Key Stakeholders in Revenue Operations
RevOps focuses on aligning all customer facing roles. Here is how it improves revenue generations from these departments:
It is the responsibility of the RevOps team to have clear visibility on the before, during, and after sales process. It checks for bottlenecks and ensures that the cracks in the processes don’t stop the sales team from working efficiently.
The Revops team also brings in the blueprint and best practices for success, making the sales team more productive. Industries like SAAS have reported a 10-20% increase in sales productivity and lead acceptance.
Revops provides the marketing function with data from other departments like sales and customer success. This allows marketing to utilize these insights to create more customer-centric campaigns. Not only does it improve lead generation and customer engagement , but it also helps in strategic decisions like Go to Market (GTM) campaigns and positioning of the product. Reports say that a solid Revops function can help reduce GTM expenses by 30%.
Another important part of the revenue process, RevOps helps customer success by identifying gaps in the sales funnel. By aligning different revenue functions together, RevOps brings better customer communication and service, enhancing the customer experience throughout the buyer’s journey.
With the customer at the center, companies have reported a 15-20% increase in internal customer satisfaction. By sharing their knowledge, best practices, expertise, and data, all teams can create a common effective strategy resulting in the growth of all of these functions as well as the overall organization.
With insights from data from all departments, businesses can optimize their functions and rethink their strategies to become more efficient and generate more revenue. In today’s fast-paced environment, RevOps allows companies to iterate quickly at any step of the revenue generation process. It allows organizations to be nimble and provide certainty in their sales and revenue projections.
If you want a guide on on how to align the different stakeholders, check out this episode of The Revenue Lounge Podcast.
Nektar: Better RevOps With Supercharged CRM Data
With RevOps’s growing importance, several revenue operation tools are now available in the market. However, the best RevOps processes require free-flowing, accurate data.
Nektar is an industry-first RevOps platform that unifies data capture. It automatically gathers and combines actions from all over the sales funnel to provide you with a holistic picture. The platform also secures data integrity and maintains hygiene for a true view of your sales pipeline and revenue intelligence.

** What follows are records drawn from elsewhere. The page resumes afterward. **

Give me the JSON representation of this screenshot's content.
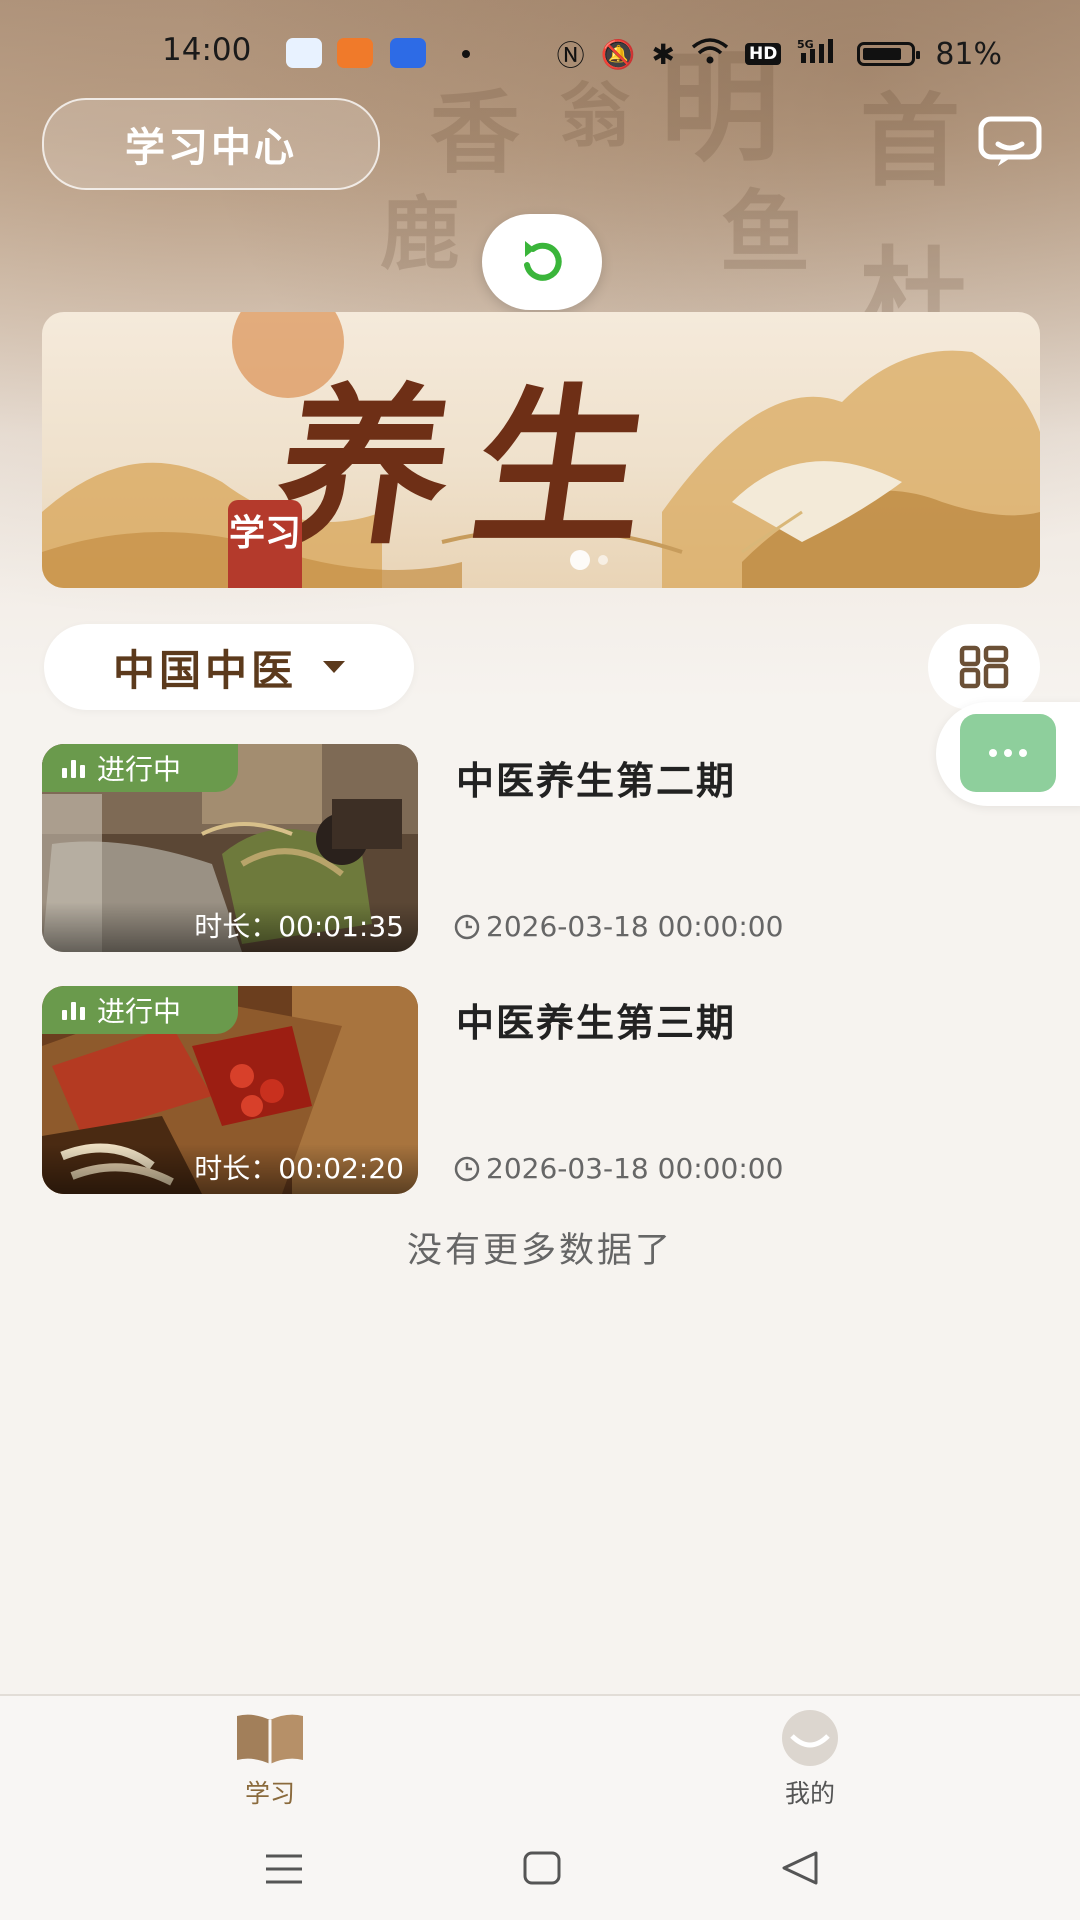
{
  "status_bar": {
    "time": "14:00",
    "battery": "81%",
    "icons": [
      "nfc-icon",
      "mute-icon",
      "bluetooth-icon",
      "wifi-icon",
      "hd-icon",
      "signal-5g-icon"
    ]
  },
  "header": {
    "title": "学习中心",
    "message_icon": "chat-bubble-icon",
    "refresh_icon": "refresh-icon"
  },
  "banner": {
    "title": "养生",
    "seal_text": "学习"
  },
  "filter": {
    "category": "中国中医",
    "grid_icon": "grid-layout-icon",
    "more_icon": "more-dots-icon"
  },
  "courses": [
    {
      "title": "中医养生第二期",
      "status": "进行中",
      "duration": "时长：00:01:35",
      "date": "2026-03-18 00:00:00"
    },
    {
      "title": "中医养生第三期",
      "status": "进行中",
      "duration": "时长：00:02:20",
      "date": "2026-03-18 00:00:00"
    }
  ],
  "list_end_text": "没有更多数据了",
  "tabs": [
    {
      "label": "学习",
      "icon": "book-icon",
      "active": true
    },
    {
      "label": "我的",
      "icon": "profile-icon",
      "active": false
    }
  ],
  "colors": {
    "accent_brown": "#5c3a1c",
    "tab_active": "#8a6a3c",
    "tag_green": "#6a9a4c",
    "float_green": "#8ecf9c",
    "refresh_green": "#3ab53a"
  }
}
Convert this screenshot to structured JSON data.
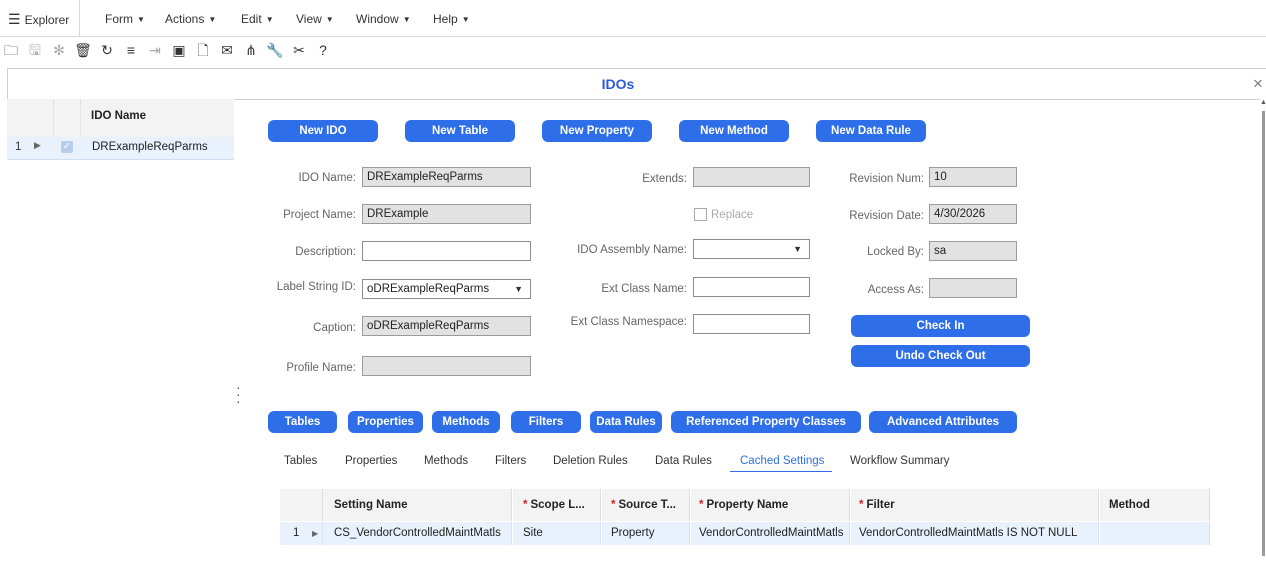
{
  "menubar": {
    "explorer": "Explorer",
    "items": [
      "Form",
      "Actions",
      "Edit",
      "View",
      "Window",
      "Help"
    ]
  },
  "toolbar_icons": [
    "open-folder-icon",
    "save-icon",
    "asterisk-icon",
    "delete-icon",
    "refresh-icon",
    "filter-icon",
    "filter-in-place-icon",
    "clipboard-icon",
    "document-icon",
    "mail-icon",
    "sitemap-icon",
    "wrench-icon",
    "tools-icon",
    "help-icon"
  ],
  "window": {
    "title": "IDOs"
  },
  "left_grid": {
    "header": "IDO Name",
    "row_number": "1",
    "row_value": "DRExampleReqParms"
  },
  "action_buttons": {
    "new_ido": "New IDO",
    "new_table": "New Table",
    "new_property": "New Property",
    "new_method": "New Method",
    "new_data_rule": "New Data Rule"
  },
  "form": {
    "ido_name_label": "IDO Name:",
    "ido_name": "DRExampleReqParms",
    "project_name_label": "Project Name:",
    "project_name": "DRExample",
    "description_label": "Description:",
    "description": "",
    "label_string_id_label": "Label String ID:",
    "label_string_id": "oDRExampleReqParms",
    "caption_label": "Caption:",
    "caption": "oDRExampleReqParms",
    "profile_name_label": "Profile Name:",
    "profile_name": "",
    "extends_label": "Extends:",
    "extends": "",
    "replace_label": "Replace",
    "ido_assembly_label": "IDO Assembly Name:",
    "ido_assembly": "",
    "ext_class_name_label": "Ext Class Name:",
    "ext_class_name": "",
    "ext_class_namespace_label": "Ext Class Namespace:",
    "ext_class_namespace": "",
    "revision_num_label": "Revision Num:",
    "revision_num": "10",
    "revision_date_label": "Revision Date:",
    "revision_date": "4/30/2026",
    "locked_by_label": "Locked By:",
    "locked_by": "sa",
    "access_as_label": "Access As:",
    "access_as": "",
    "check_in": "Check In",
    "undo_check_out": "Undo Check Out"
  },
  "section_buttons": {
    "tables": "Tables",
    "properties": "Properties",
    "methods": "Methods",
    "filters": "Filters",
    "data_rules": "Data Rules",
    "referenced_property_classes": "Referenced Property Classes",
    "advanced_attributes": "Advanced Attributes"
  },
  "tabs": {
    "tables": "Tables",
    "properties": "Properties",
    "methods": "Methods",
    "filters": "Filters",
    "deletion_rules": "Deletion Rules",
    "data_rules": "Data Rules",
    "cached_settings": "Cached Settings",
    "workflow_summary": "Workflow Summary"
  },
  "cached_grid": {
    "columns": {
      "setting_name": "Setting Name",
      "scope": "Scope L...",
      "source": "Source T...",
      "property_name": "Property Name",
      "filter": "Filter",
      "method": "Method"
    },
    "required_mark": "*",
    "row": {
      "num": "1",
      "setting_name": "CS_VendorControlledMaintMatls",
      "scope": "Site",
      "source": "Property",
      "property_name": "VendorControlledMaintMatls",
      "filter": "VendorControlledMaintMatls IS NOT NULL",
      "method": ""
    }
  },
  "colors": {
    "accent": "#2e6ee8",
    "title": "#2b5bd7",
    "row_highlight": "#e8f1fc"
  }
}
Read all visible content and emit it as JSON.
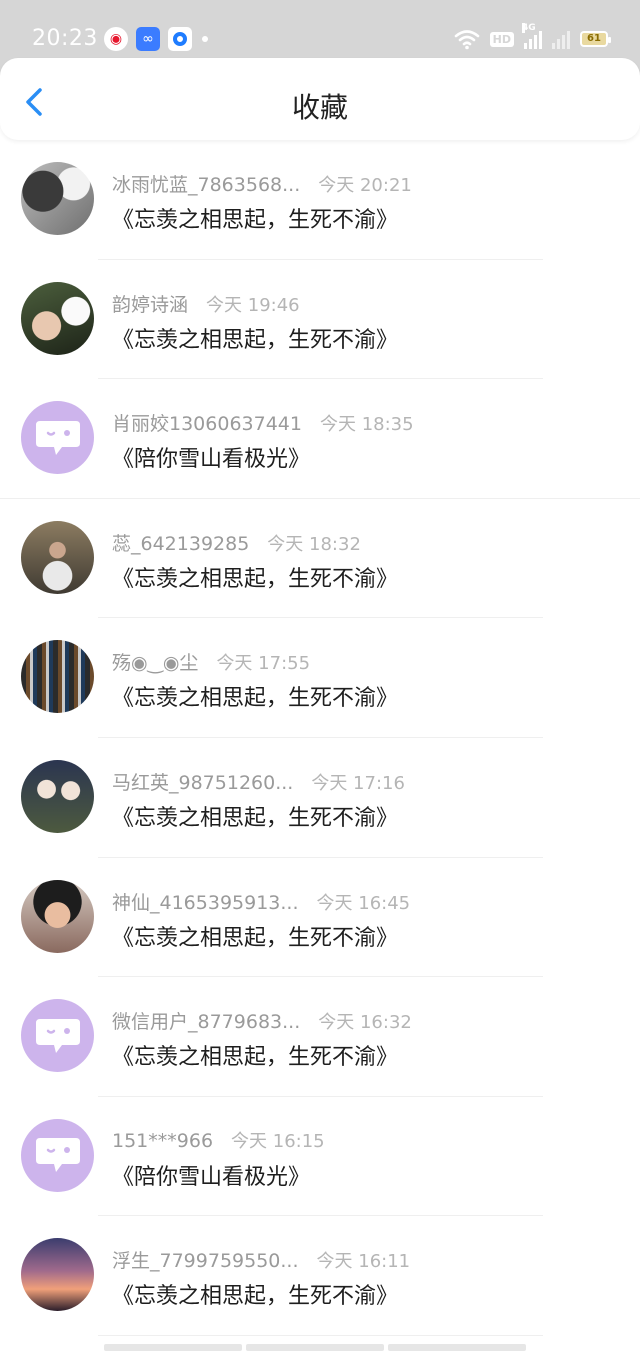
{
  "status_bar": {
    "time": "20:23",
    "apps": [
      "weibo-icon",
      "infinity-app-icon",
      "blue-ring-app-icon"
    ],
    "hd_label": "HD",
    "network_label": "4G",
    "battery": "61"
  },
  "header": {
    "title": "收藏",
    "back_icon": "chevron-left-icon"
  },
  "colors": {
    "accent": "#2a8ef5",
    "default_avatar": "#cdb4ec",
    "username": "#9a9a9a",
    "time": "#b5b5b5"
  },
  "favorites": [
    {
      "username": "冰雨忧蓝_7863568...",
      "time": "今天 20:21",
      "content": "《忘羡之相思起，生死不渝》",
      "avatar": "photo"
    },
    {
      "username": "韵婷诗涵",
      "time": "今天 19:46",
      "content": "《忘羡之相思起，生死不渝》",
      "avatar": "photo"
    },
    {
      "username": "肖丽姣13060637441",
      "time": "今天 18:35",
      "content": "《陪你雪山看极光》",
      "avatar": "default"
    },
    {
      "username": "蕊_642139285",
      "time": "今天 18:32",
      "content": "《忘羡之相思起，生死不渝》",
      "avatar": "photo"
    },
    {
      "username": "殇◉‿◉尘",
      "time": "今天 17:55",
      "content": "《忘羡之相思起，生死不渝》",
      "avatar": "photo"
    },
    {
      "username": "马红英_98751260...",
      "time": "今天 17:16",
      "content": "《忘羡之相思起，生死不渝》",
      "avatar": "photo"
    },
    {
      "username": "神仙_4165395913...",
      "time": "今天 16:45",
      "content": "《忘羡之相思起，生死不渝》",
      "avatar": "photo"
    },
    {
      "username": "微信用户_8779683...",
      "time": "今天 16:32",
      "content": "《忘羡之相思起，生死不渝》",
      "avatar": "default"
    },
    {
      "username": "151***966",
      "time": "今天 16:15",
      "content": "《陪你雪山看极光》",
      "avatar": "default"
    },
    {
      "username": "浮生_7799759550...",
      "time": "今天 16:11",
      "content": "《忘羡之相思起，生死不渝》",
      "avatar": "photo"
    }
  ]
}
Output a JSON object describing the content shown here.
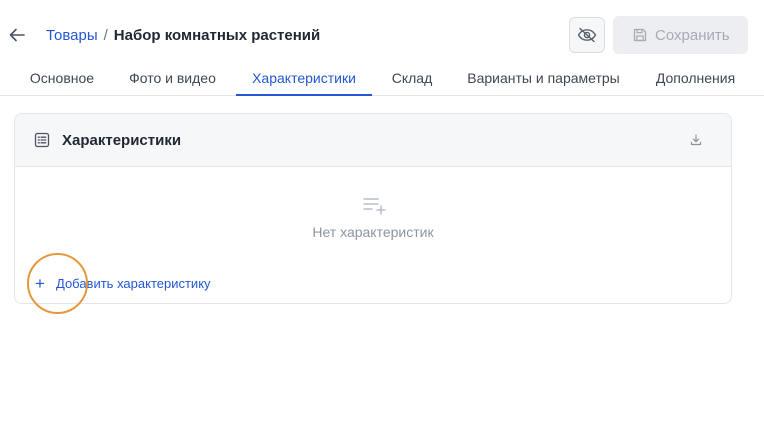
{
  "header": {
    "breadcrumb": {
      "parent": "Товары",
      "separator": "/",
      "current": "Набор комнатных растений"
    },
    "save_label": "Сохранить"
  },
  "tabs": [
    {
      "label": "Основное",
      "active": false
    },
    {
      "label": "Фото и видео",
      "active": false
    },
    {
      "label": "Характеристики",
      "active": true
    },
    {
      "label": "Склад",
      "active": false
    },
    {
      "label": "Варианты и параметры",
      "active": false
    },
    {
      "label": "Дополнения",
      "active": false
    }
  ],
  "card": {
    "title": "Характеристики",
    "empty_text": "Нет характеристик",
    "add_label": "Добавить характеристику",
    "add_glyph": "+"
  },
  "icons": {
    "back": "arrow-left-icon",
    "hide": "eye-off-icon",
    "save": "floppy-disk-icon",
    "card": "list-icon",
    "download": "download-icon",
    "empty": "list-add-icon"
  },
  "colors": {
    "accent": "#2357d4",
    "muted_text": "#8d95a2",
    "highlight_ring": "#e8963a"
  }
}
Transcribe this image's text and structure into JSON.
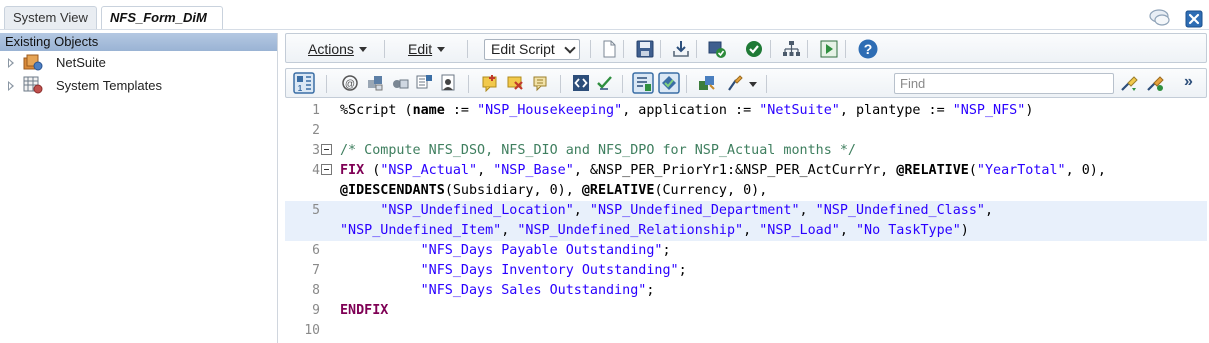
{
  "tabs": [
    {
      "label": "System View"
    },
    {
      "label": "NFS_Form_DiM"
    }
  ],
  "left_panel": {
    "header": "Existing Objects",
    "items": [
      {
        "label": "NetSuite",
        "icon": "netsuite-app-icon"
      },
      {
        "label": "System Templates",
        "icon": "templates-grid-icon"
      }
    ]
  },
  "toolbar": {
    "actions_label": "Actions",
    "edit_label": "Edit",
    "mode_select_value": "Edit Script",
    "icons": [
      "new-document-icon",
      "save-icon",
      "download-icon",
      "validate-icon",
      "check-icon",
      "hierarchy-icon",
      "run-icon",
      "help-icon"
    ]
  },
  "toolbar2": {
    "find_placeholder": "Find",
    "icons": [
      "member-selector-icon",
      "function-icon",
      "dimension-icon",
      "variable-icon",
      "smartlist-icon",
      "template-icon",
      "insert-comment-icon",
      "remove-comment-icon",
      "comment-icon",
      "code-block-icon",
      "reformat-icon",
      "outline-icon",
      "syntax-icon",
      "members-icon",
      "brush-icon",
      "find-next-icon",
      "replace-icon",
      "more-icon"
    ]
  },
  "editor": {
    "lines": [
      {
        "n": "1",
        "html": "%Script (<span class=\"kw2\">name</span> := <span class=\"str\">\"NSP_Housekeeping\"</span>, application := <span class=\"str\">\"NetSuite\"</span>, plantype := <span class=\"str\">\"NSP_NFS\"</span>)"
      },
      {
        "n": "2",
        "html": ""
      },
      {
        "n": "3",
        "fold": true,
        "html": "<span class=\"cmt\">/* Compute NFS_DSO, NFS_DIO and NFS_DPO for NSP_Actual months */</span>"
      },
      {
        "n": "4",
        "fold": true,
        "html": "<span class=\"kw\">FIX</span> (<span class=\"str\">\"NSP_Actual\"</span>, <span class=\"str\">\"NSP_Base\"</span>, &amp;NSP_PER_PriorYr1:&amp;NSP_PER_ActCurrYr, <span class=\"kw2\">@RELATIVE</span>(<span class=\"str\">\"YearTotal\"</span>, 0),"
      },
      {
        "n": "",
        "html": "<span class=\"kw2\">@IDESCENDANTS</span>(Subsidiary, 0), <span class=\"kw2\">@RELATIVE</span>(Currency, 0),"
      },
      {
        "n": "5",
        "hl": true,
        "html": "     <span class=\"str\">\"NSP_Undefined_Location\"</span>, <span class=\"str\">\"NSP_Undefined_Department\"</span>, <span class=\"str\">\"NSP_Undefined_Class\"</span>,"
      },
      {
        "n": "",
        "hl": true,
        "html": "<span class=\"str\">\"NSP_Undefined_Item\"</span>, <span class=\"str\">\"NSP_Undefined_Relationship\"</span>, <span class=\"str\">\"NSP_Load\"</span>, <span class=\"str\">\"No TaskType\"</span>)"
      },
      {
        "n": "6",
        "html": "          <span class=\"str\">\"NFS_Days Payable Outstanding\"</span>;"
      },
      {
        "n": "7",
        "html": "          <span class=\"str\">\"NFS_Days Inventory Outstanding\"</span>;"
      },
      {
        "n": "8",
        "html": "          <span class=\"str\">\"NFS_Days Sales Outstanding\"</span>;"
      },
      {
        "n": "9",
        "html": "<span class=\"kw\">ENDFIX</span>"
      },
      {
        "n": "10",
        "html": ""
      }
    ]
  }
}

Nektar empowers your CRM by automatically capturing valuable contact and activity data scattered across different sales tools. It identifies CRM data gaps, captures the missing data from your GTM tools, and contextually unifies them into your CRM – with zero rep adoption.
Check out our ultimate guide to RevOps roadmap ebook we curated after speaking to 150+ revenue leaders. In this free guide, you’ll find templates, checklists, and plans on how to build your very own RevOps roadmap.